CPA Australia says the bill should be scrapped or at least overhauled.

France, Italy and Spain have already adopted similar – although lower – payment limits. New Zealand’s Reserve Bank has also begun a public consultation on the future use of cash, identifying which sections of the community would be disadvantaged if it disappeared and how to address that.

The RBA reports that nearly 1.6 billion Australian banknotes are in circulation, worth $76 billion. Of those, only 25 per cent are used in transactions – the rest are hoarded or otherwise held.

The Currency (Restrictions on the Use of Cash) Bill 2019 was introduced into parliament on September 19, two days after the Coalition party room endorsed it.

But Coalition MPs did not universally support it, with Nationals Pat Conaghan, Barnaby Joyce and George Christensen, and Liberal Russell Broadbent, all speaking against it.

Conaghan, a former criminal lawyer, told The Saturday Paper the legislation was described to MPs as being aimed at outlaw motorcycle gangs and terrorist financing. He said it became clear it was actually about the black economy.

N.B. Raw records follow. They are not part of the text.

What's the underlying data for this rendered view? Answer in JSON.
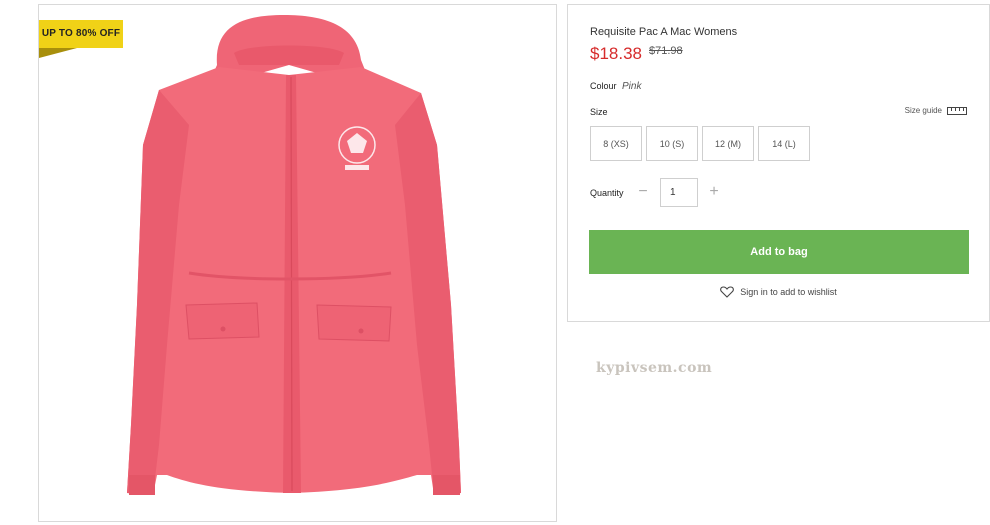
{
  "product": {
    "badge": "UP TO 80% OFF",
    "title": "Requisite Pac A Mac Womens",
    "price": "$18.38",
    "old_price": "$71.98",
    "colour_label": "Colour",
    "colour_value": "Pink",
    "size_label": "Size",
    "size_guide": "Size guide",
    "sizes": [
      "8 (XS)",
      "10 (S)",
      "12 (M)",
      "14 (L)"
    ],
    "quantity_label": "Quantity",
    "quantity_value": "1",
    "add_to_bag": "Add to bag",
    "wishlist": "Sign in to add to wishlist"
  },
  "watermark": "kypivsem.com",
  "colors": {
    "accent_green": "#6ab454",
    "price_red": "#d62b2b",
    "badge_yellow": "#f0d217",
    "jacket_pink": "#f26b7a"
  },
  "icons": {
    "ruler": "ruler-icon",
    "heart": "heart-plus-icon",
    "minus": "minus-icon",
    "plus": "plus-icon"
  }
}
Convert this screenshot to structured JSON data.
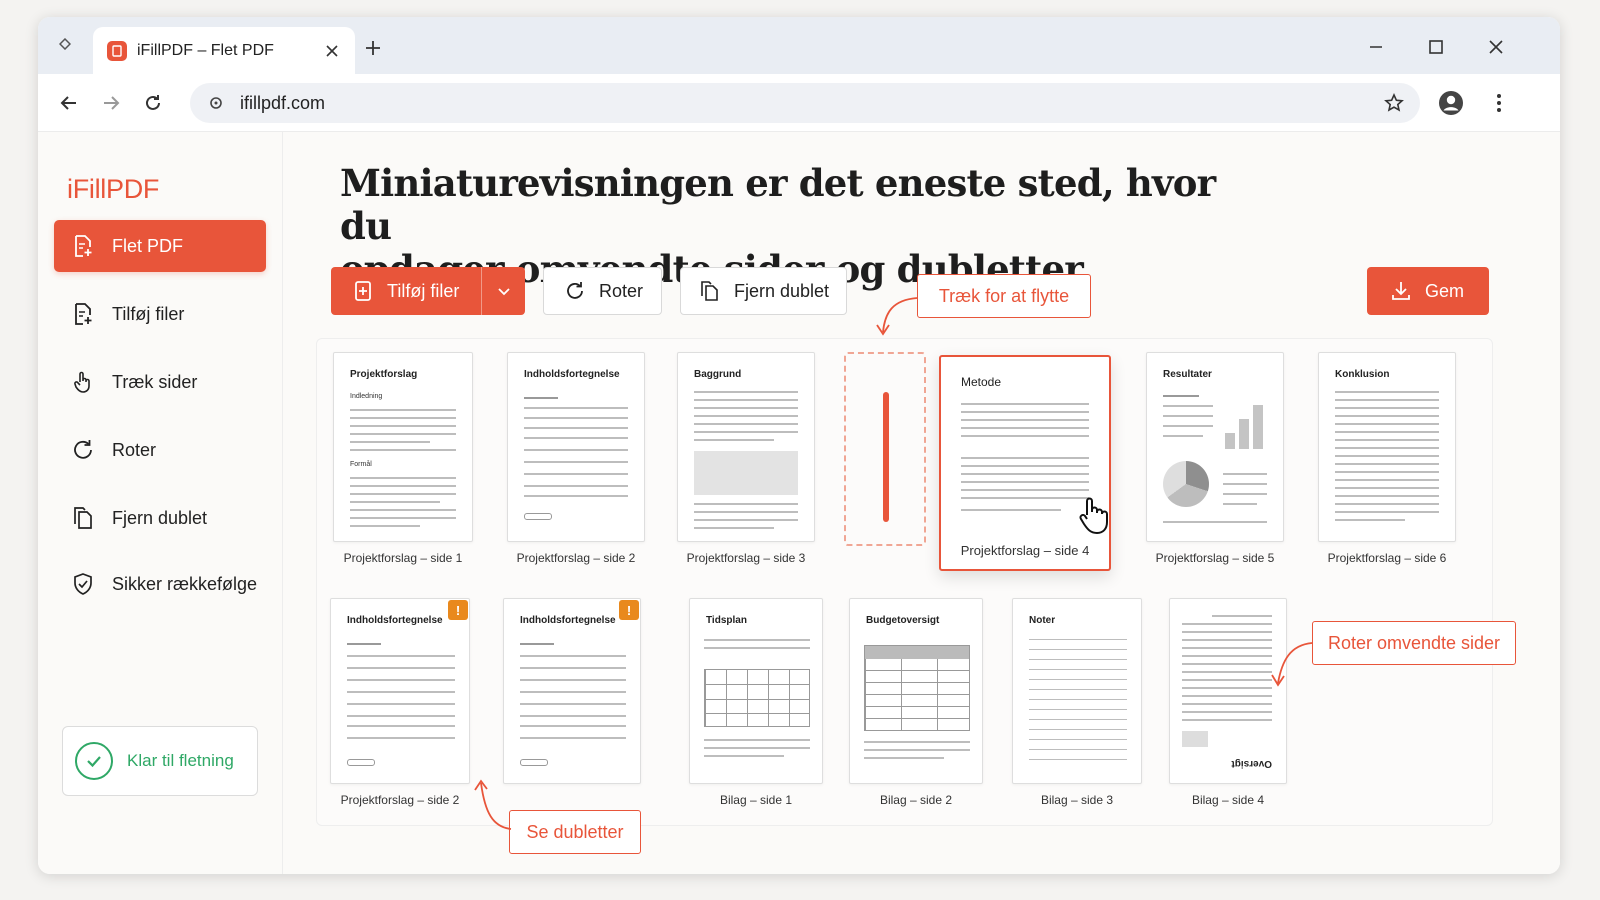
{
  "browser": {
    "tab_title": "iFillPDF – Flet PDF",
    "url": "ifillpdf.com"
  },
  "sidebar": {
    "logo": "iFillPDF",
    "items": [
      {
        "label": "Flet PDF",
        "icon": "merge-pdf-icon",
        "active": true
      },
      {
        "label": "Tilføj filer",
        "icon": "add-file-icon",
        "active": false
      },
      {
        "label": "Træk sider",
        "icon": "hand-drag-icon",
        "active": false
      },
      {
        "label": "Roter",
        "icon": "rotate-icon",
        "active": false
      },
      {
        "label": "Fjern dublet",
        "icon": "duplicate-icon",
        "active": false
      },
      {
        "label": "Sikker rækkefølge",
        "icon": "shield-check-icon",
        "active": false
      }
    ],
    "status": "Klar til fletning"
  },
  "main": {
    "headline_line1": "Miniaturevisningen er det eneste sted, hvor du",
    "headline_line2": "opdager omvendte sider og dubletter",
    "toolbar": {
      "add_files": "Tilføj filer",
      "rotate": "Roter",
      "remove_duplicate": "Fjern dublet",
      "save": "Gem"
    },
    "callouts": {
      "drag": "Træk for at flytte",
      "duplicates": "Se dubletter",
      "rotate": "Roter omvendte sider"
    },
    "row1": [
      {
        "title": "Projektforslag",
        "sub1": "Indledning",
        "sub2": "Formål",
        "caption": "Projektforslag – side 1"
      },
      {
        "title": "Indholdsfortegnelse",
        "caption": "Projektforslag – side 2"
      },
      {
        "title": "Baggrund",
        "caption": "Projektforslag – side 3"
      },
      {
        "title": "Metode",
        "caption": "Projektforslag – side 4"
      },
      {
        "title": "Resultater",
        "caption": "Projektforslag – side 5"
      },
      {
        "title": "Konklusion",
        "caption": "Projektforslag – side 6"
      }
    ],
    "row2": [
      {
        "title": "Indholdsfortegnelse",
        "caption": "Projektforslag – side 2",
        "warning": "!"
      },
      {
        "title": "Indholdsfortegnelse",
        "caption": "",
        "warning": "!"
      },
      {
        "title": "Tidsplan",
        "caption": "Bilag – side 1"
      },
      {
        "title": "Budgetoversigt",
        "caption": "Bilag – side 2"
      },
      {
        "title": "Noter",
        "caption": "Bilag – side 3"
      },
      {
        "title": "Oversigt",
        "caption": "Bilag – side 4"
      }
    ]
  },
  "colors": {
    "accent": "#e8553a",
    "success": "#2fa866",
    "warning": "#e9891d"
  }
}
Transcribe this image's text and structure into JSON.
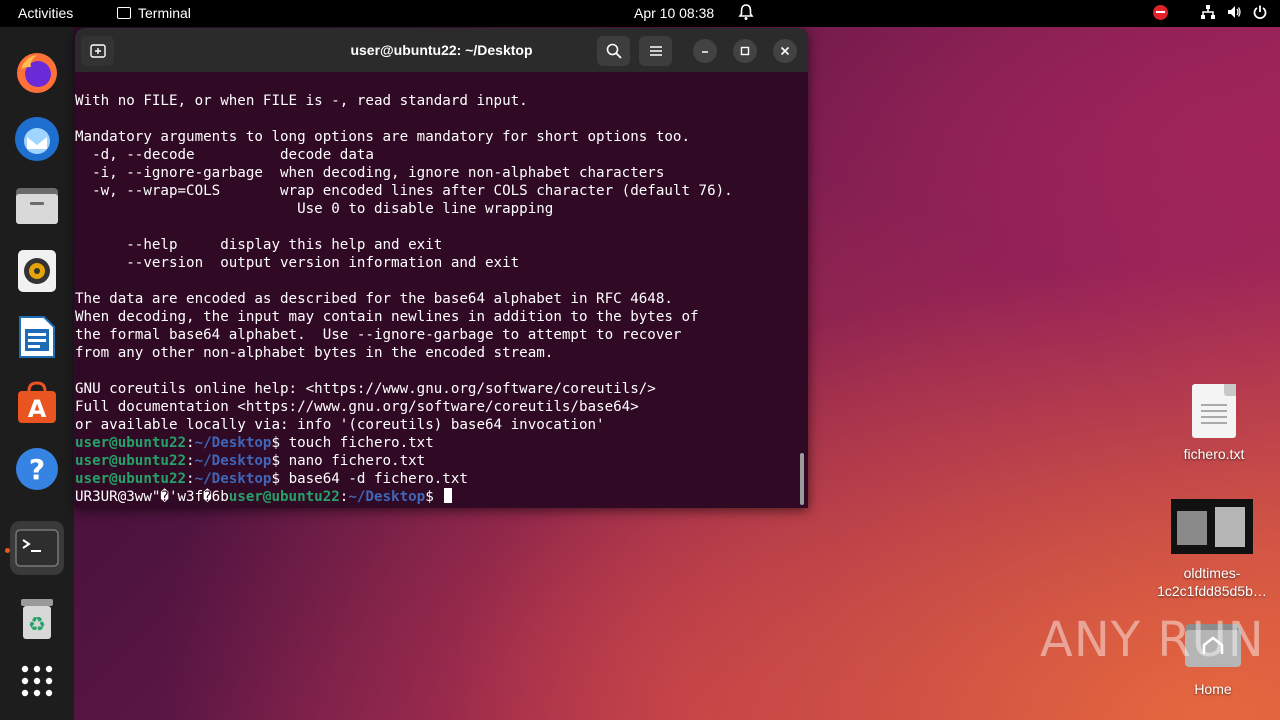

Conaghan believes the proposed law will do little to achieve what the government wants but will potentially harm law-abiding people. “You’re turning mum-and-dad Australians into criminals,” he said. “… The only people who will abide by the legislation are the honest people. The person it will hurt is the grandmother who decides to put a new kitchen in and pays $12,000 instead of $15,000 because she is paying in cash.”

He said he’d had “a huge response” from angry constituents.

“People object to this,” he said. “Last time I looked, cash is legal tender.” People were asking him: “Why is the government sticking their nose in when we’re doing nothing wrong? You’re telling us what cash we can spend.”

Conaghan questioned the political wisdom in forcing people to pay bank fees, especially at a time when the recent royal commission exposed questionable banking practices and when the official cash rate may fall further. “If it does go below zero, the average punter is paying the bank to look after their money,” he said.

Broadbent confirmed he was also concerned about the bill.

“I don’t know quite who they’re targeting,” he said this week. “Cash is legal tender and I wouldn’t have thought $10,000 is very much anymore… I don’t think it will make any difference to crooks.”

Broadbent said seeking a lower price in exchange for cash was “a legitimate way of negotiating” and he questioned whether the limit would reduce the black economy. “The GST was meant to remove the black economy, remember?”

The chief executive of the Council of Small Business Organisations Australia, Peter Strong, told The Saturday Paper he supported the government’s approach.

But Strong said someone confronted with a cash-or-nothing ultimatum from a customer should be able to accept the money and then report it without facing prosecution. He suggested a hotline and immunity, provided the payment was declared.

He said there also needed to be a change in the culture that encouraged using cash to sidestep official systems.

“Until we get that change in culture, then there will be honest individuals out there who will absolutely feel the pressure to take that cash to feed their families,” he said.

Strong is on the government’s Black Economy Advisory Board, which grew out of the taskforce whose 2017 report first recommended the restriction.

The legislation has now been sent to a senate committee for examination. Its report is not due until February 7 – more than a month after the new law is supposed to take effect. One Nation says it intends to oppose the bill. Labor is inclined to support it.

Centre Alliance senator Rex Patrick was among those who pushed for the senate inquiry. “We need to draw out all the unintended consequences,” he said, “and make sure these laws don’t affect genuine, law-abiding citizens.”

This article was first published in the print edition of The Saturday Paper on Oct 12, 2019 as "Cash checks". Subscribe here.

Karen Middleton
is The Saturday Paper’s chief political correspondent.